TASK PROMPT:
Keep the wording of each record exactly the same when you repeat it, and leave out pictures.

(Extracted data entries)
######

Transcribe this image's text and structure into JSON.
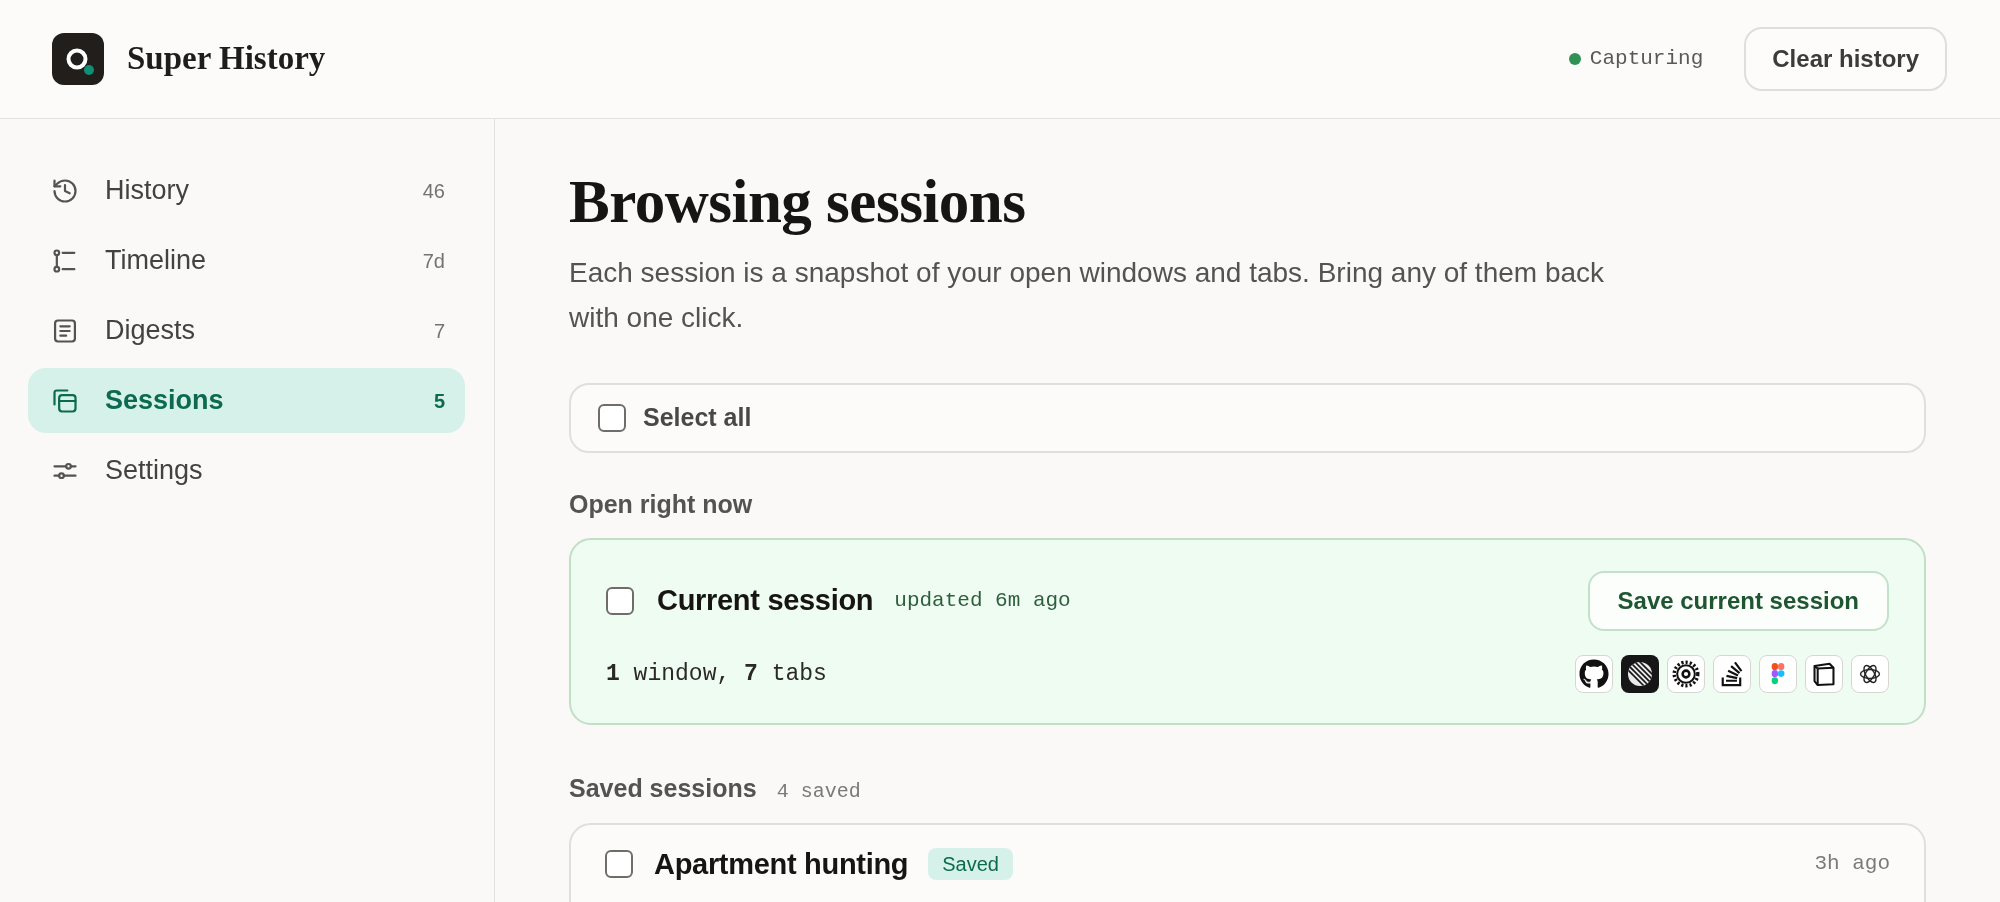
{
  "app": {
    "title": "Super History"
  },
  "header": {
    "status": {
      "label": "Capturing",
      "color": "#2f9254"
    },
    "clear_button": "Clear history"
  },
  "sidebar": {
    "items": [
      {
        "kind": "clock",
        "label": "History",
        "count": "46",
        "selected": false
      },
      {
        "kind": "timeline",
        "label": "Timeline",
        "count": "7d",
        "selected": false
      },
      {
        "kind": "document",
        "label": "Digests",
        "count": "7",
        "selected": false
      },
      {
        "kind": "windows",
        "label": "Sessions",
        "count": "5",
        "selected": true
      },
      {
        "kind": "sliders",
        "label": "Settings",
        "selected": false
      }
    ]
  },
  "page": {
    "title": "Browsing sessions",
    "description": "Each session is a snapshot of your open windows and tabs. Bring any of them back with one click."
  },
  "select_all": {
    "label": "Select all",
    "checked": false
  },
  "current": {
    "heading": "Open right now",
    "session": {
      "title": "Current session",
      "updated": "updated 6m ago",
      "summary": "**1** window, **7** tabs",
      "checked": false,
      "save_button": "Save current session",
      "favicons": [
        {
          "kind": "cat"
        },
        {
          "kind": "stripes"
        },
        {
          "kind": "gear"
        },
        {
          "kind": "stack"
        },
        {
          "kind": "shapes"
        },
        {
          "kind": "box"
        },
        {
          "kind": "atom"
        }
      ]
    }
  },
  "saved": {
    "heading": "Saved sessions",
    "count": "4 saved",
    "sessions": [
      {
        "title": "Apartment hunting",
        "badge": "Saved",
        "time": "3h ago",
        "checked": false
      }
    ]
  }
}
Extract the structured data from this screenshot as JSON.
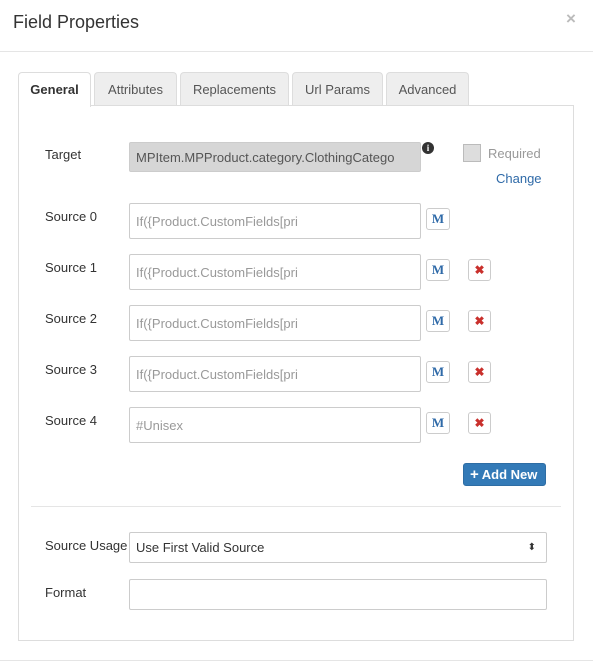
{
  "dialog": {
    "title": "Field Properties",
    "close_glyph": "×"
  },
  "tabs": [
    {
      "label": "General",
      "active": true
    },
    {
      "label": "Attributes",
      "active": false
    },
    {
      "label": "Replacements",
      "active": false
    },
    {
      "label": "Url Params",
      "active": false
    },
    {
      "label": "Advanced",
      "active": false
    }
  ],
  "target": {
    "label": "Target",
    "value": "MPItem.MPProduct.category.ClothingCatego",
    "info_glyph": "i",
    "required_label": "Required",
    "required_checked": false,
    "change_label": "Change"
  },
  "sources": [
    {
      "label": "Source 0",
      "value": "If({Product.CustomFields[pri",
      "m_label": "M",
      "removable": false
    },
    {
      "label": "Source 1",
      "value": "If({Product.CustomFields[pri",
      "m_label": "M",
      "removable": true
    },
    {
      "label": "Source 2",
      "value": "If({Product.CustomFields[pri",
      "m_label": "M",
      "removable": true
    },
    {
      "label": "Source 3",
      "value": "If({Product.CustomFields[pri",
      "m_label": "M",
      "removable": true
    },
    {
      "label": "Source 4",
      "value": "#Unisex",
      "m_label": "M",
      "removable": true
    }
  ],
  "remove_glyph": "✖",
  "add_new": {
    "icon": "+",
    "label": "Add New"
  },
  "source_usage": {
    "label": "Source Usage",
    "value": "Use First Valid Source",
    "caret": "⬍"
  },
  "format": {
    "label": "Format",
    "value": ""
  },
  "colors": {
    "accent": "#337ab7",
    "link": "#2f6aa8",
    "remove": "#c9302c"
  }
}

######

TASK OUTPUT:
Transcribe this image's text and structure into JSON.
{
  "app": {
    "title": "Super History"
  },
  "header": {
    "status": {
      "label": "Capturing",
      "color": "#2f9254"
    },
    "clear_button": "Clear history"
  },
  "sidebar": {
    "items": [
      {
        "kind": "clock",
        "label": "History",
        "count": "46",
        "selected": false
      },
      {
        "kind": "timeline",
        "label": "Timeline",
        "count": "7d",
        "selected": false
      },
      {
        "kind": "document",
        "label": "Digests",
        "count": "7",
        "selected": false
      },
      {
        "kind": "windows",
        "label": "Sessions",
        "count": "5",
        "selected": true
      },
      {
        "kind": "sliders",
        "label": "Settings",
        "selected": false
      }
    ]
  },
  "page": {
    "title": "Browsing sessions",
    "description": "Each session is a snapshot of your open windows and tabs. Bring any of them back with one click."
  },
  "select_all": {
    "label": "Select all",
    "checked": false
  },
  "current": {
    "heading": "Open right now",
    "session": {
      "title": "Current session",
      "updated": "updated 6m ago",
      "summary": "**1** window, **7** tabs",
      "checked": false,
      "save_button": "Save current session",
      "favicons": [
        {
          "kind": "cat"
        },
        {
          "kind": "stripes"
        },
        {
          "kind": "gear"
        },
        {
          "kind": "stack"
        },
        {
          "kind": "shapes"
        },
        {
          "kind": "box"
        },
        {
          "kind": "atom"
        }
      ]
    }
  },
  "saved": {
    "heading": "Saved sessions",
    "count": "4 saved",
    "sessions": [
      {
        "title": "Apartment hunting",
        "badge": "Saved",
        "time": "3h ago",
        "checked": false
      }
    ]
  }
}
Extract the structured data from this screenshot as JSON.
{
  "dialog": {
    "title": "Field Properties",
    "close_glyph": "×"
  },
  "tabs": [
    {
      "label": "General",
      "active": true
    },
    {
      "label": "Attributes",
      "active": false
    },
    {
      "label": "Replacements",
      "active": false
    },
    {
      "label": "Url Params",
      "active": false
    },
    {
      "label": "Advanced",
      "active": false
    }
  ],
  "target": {
    "label": "Target",
    "value": "MPItem.MPProduct.category.ClothingCatego",
    "info_glyph": "i",
    "required_label": "Required",
    "required_checked": false,
    "change_label": "Change"
  },
  "sources": [
    {
      "label": "Source 0",
      "value": "If({Product.CustomFields[pri",
      "m_label": "M",
      "removable": false
    },
    {
      "label": "Source 1",
      "value": "If({Product.CustomFields[pri",
      "m_label": "M",
      "removable": true
    },
    {
      "label": "Source 2",
      "value": "If({Product.CustomFields[pri",
      "m_label": "M",
      "removable": true
    },
    {
      "label": "Source 3",
      "value": "If({Product.CustomFields[pri",
      "m_label": "M",
      "removable": true
    },
    {
      "label": "Source 4",
      "value": "#Unisex",
      "m_label": "M",
      "removable": true
    }
  ],
  "remove_glyph": "✖",
  "add_new": {
    "icon": "+",
    "label": "Add New"
  },
  "source_usage": {
    "label": "Source Usage",
    "value": "Use First Valid Source",
    "caret": "⬍"
  },
  "format": {
    "label": "Format",
    "value": ""
  },
  "colors": {
    "accent": "#337ab7",
    "link": "#2f6aa8",
    "remove": "#c9302c"
  }
}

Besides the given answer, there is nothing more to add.